- **WHAT IS NEEDED**: Excluding any images, copy all of the lines below precisely as written.

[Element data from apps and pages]
------------------------------
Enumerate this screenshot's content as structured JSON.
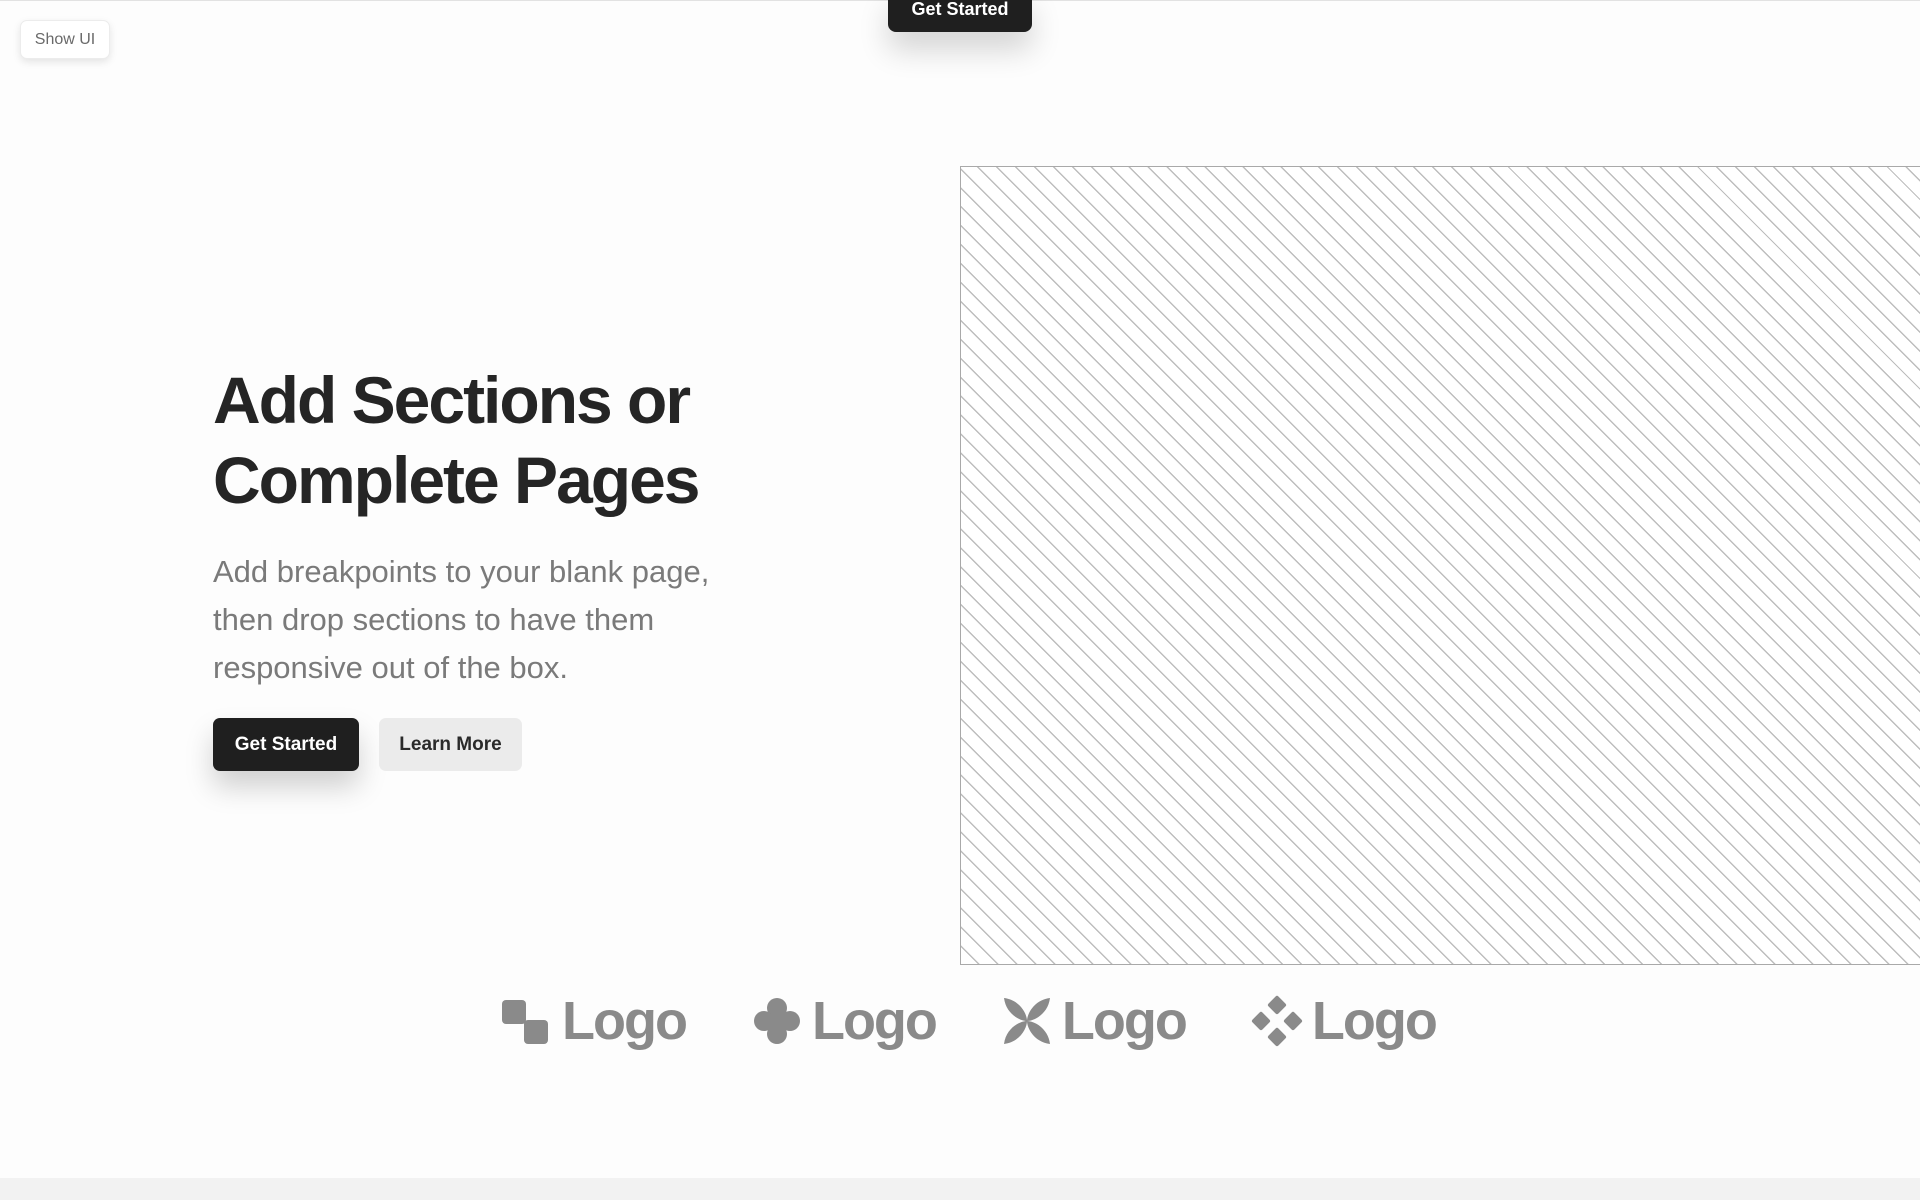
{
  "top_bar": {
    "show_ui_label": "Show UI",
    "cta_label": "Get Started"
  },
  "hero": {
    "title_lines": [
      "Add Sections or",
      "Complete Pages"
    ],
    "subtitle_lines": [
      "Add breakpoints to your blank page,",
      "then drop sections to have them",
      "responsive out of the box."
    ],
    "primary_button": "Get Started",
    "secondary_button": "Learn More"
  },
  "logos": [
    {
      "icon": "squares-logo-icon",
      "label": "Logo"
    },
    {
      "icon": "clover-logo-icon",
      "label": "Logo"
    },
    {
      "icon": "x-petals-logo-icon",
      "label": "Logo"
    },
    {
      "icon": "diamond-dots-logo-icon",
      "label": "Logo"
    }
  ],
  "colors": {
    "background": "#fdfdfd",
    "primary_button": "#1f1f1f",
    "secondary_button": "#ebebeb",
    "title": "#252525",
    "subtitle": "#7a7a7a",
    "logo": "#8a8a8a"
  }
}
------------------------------
- **SOLUTION FOR THIS EXERCISE**:
Enumerate this screenshot's content as structured JSON.
{
  "top_bar": {
    "show_ui_label": "Show UI",
    "cta_label": "Get Started"
  },
  "hero": {
    "title_lines": [
      "Add Sections or",
      "Complete Pages"
    ],
    "subtitle_lines": [
      "Add breakpoints to your blank page,",
      "then drop sections to have them",
      "responsive out of the box."
    ],
    "primary_button": "Get Started",
    "secondary_button": "Learn More"
  },
  "logos": [
    {
      "icon": "squares-logo-icon",
      "label": "Logo"
    },
    {
      "icon": "clover-logo-icon",
      "label": "Logo"
    },
    {
      "icon": "x-petals-logo-icon",
      "label": "Logo"
    },
    {
      "icon": "diamond-dots-logo-icon",
      "label": "Logo"
    }
  ],
  "colors": {
    "background": "#fdfdfd",
    "primary_button": "#1f1f1f",
    "secondary_button": "#ebebeb",
    "title": "#252525",
    "subtitle": "#7a7a7a",
    "logo": "#8a8a8a"
  }
}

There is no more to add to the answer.